[The problem]
Leave out the pictures and print the rest of the entries exactly as they stand.
Start of Task inputs
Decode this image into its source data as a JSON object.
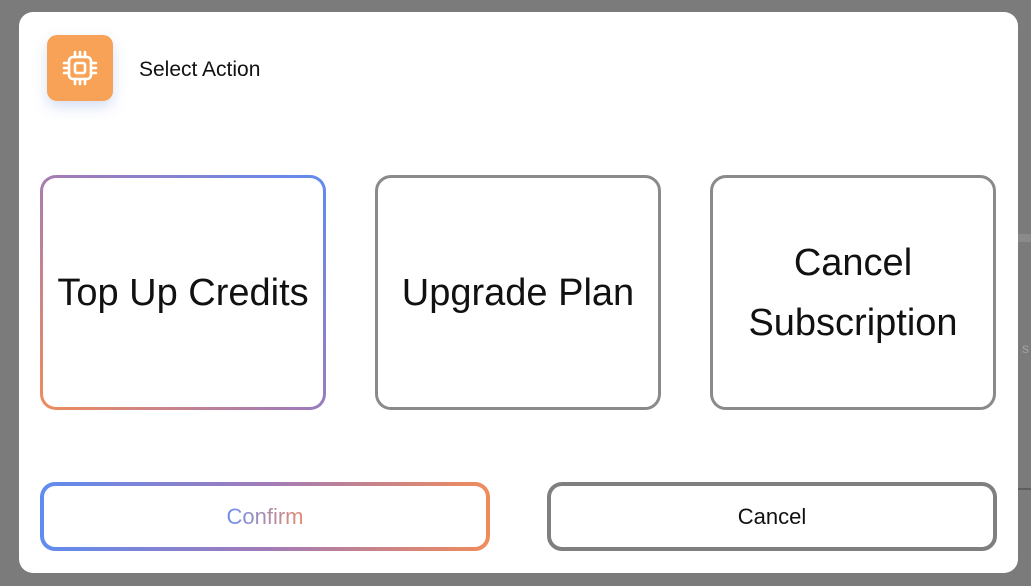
{
  "dialog": {
    "title": "Select Action",
    "icon": "cpu-chip-icon",
    "accent_color": "#f8a257"
  },
  "options": [
    {
      "label": "Top Up Credits",
      "selected": true
    },
    {
      "label": "Upgrade Plan",
      "selected": false
    },
    {
      "label": "Cancel Subscription",
      "selected": false
    }
  ],
  "footer": {
    "confirm_label": "Confirm",
    "cancel_label": "Cancel"
  },
  "colors": {
    "selection_gradient": [
      "#f08c5b",
      "#a07bb8",
      "#5f8cf0"
    ],
    "neutral_border": "#8a8a8a"
  }
}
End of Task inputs
[Written reply]
Decode this image into its source data as a JSON object.
{
  "dialog": {
    "title": "Select Action",
    "icon": "cpu-chip-icon",
    "accent_color": "#f8a257"
  },
  "options": [
    {
      "label": "Top Up Credits",
      "selected": true
    },
    {
      "label": "Upgrade Plan",
      "selected": false
    },
    {
      "label": "Cancel Subscription",
      "selected": false
    }
  ],
  "footer": {
    "confirm_label": "Confirm",
    "cancel_label": "Cancel"
  },
  "colors": {
    "selection_gradient": [
      "#f08c5b",
      "#a07bb8",
      "#5f8cf0"
    ],
    "neutral_border": "#8a8a8a"
  }
}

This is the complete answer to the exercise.